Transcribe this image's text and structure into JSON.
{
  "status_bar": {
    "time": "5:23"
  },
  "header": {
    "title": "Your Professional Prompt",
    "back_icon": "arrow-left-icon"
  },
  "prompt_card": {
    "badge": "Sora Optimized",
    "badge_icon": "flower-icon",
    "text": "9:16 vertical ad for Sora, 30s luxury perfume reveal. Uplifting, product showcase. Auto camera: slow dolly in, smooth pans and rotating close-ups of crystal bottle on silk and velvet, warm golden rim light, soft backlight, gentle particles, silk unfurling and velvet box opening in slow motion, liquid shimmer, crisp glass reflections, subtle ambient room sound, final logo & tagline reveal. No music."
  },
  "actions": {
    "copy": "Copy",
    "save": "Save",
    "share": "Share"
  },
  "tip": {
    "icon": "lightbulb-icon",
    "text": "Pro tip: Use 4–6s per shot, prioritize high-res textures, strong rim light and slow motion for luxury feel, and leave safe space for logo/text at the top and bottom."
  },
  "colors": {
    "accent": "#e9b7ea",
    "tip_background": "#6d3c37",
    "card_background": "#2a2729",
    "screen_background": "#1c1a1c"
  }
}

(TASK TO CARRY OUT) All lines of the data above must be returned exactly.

(TASK OUTPUT)
Transcribe this image's text and structure into JSON.
{
  "status_bar": {
    "time": "5:23"
  },
  "header": {
    "title": "Your Professional Prompt",
    "back_icon": "arrow-left-icon"
  },
  "prompt_card": {
    "badge": "Sora Optimized",
    "badge_icon": "flower-icon",
    "text": "9:16 vertical ad for Sora, 30s luxury perfume reveal. Uplifting, product showcase. Auto camera: slow dolly in, smooth pans and rotating close-ups of crystal bottle on silk and velvet, warm golden rim light, soft backlight, gentle particles, silk unfurling and velvet box opening in slow motion, liquid shimmer, crisp glass reflections, subtle ambient room sound, final logo & tagline reveal. No music."
  },
  "actions": {
    "copy": "Copy",
    "save": "Save",
    "share": "Share"
  },
  "tip": {
    "icon": "lightbulb-icon",
    "text": "Pro tip: Use 4–6s per shot, prioritize high-res textures, strong rim light and slow motion for luxury feel, and leave safe space for logo/text at the top and bottom."
  },
  "colors": {
    "accent": "#e9b7ea",
    "tip_background": "#6d3c37",
    "card_background": "#2a2729",
    "screen_background": "#1c1a1c"
  }
}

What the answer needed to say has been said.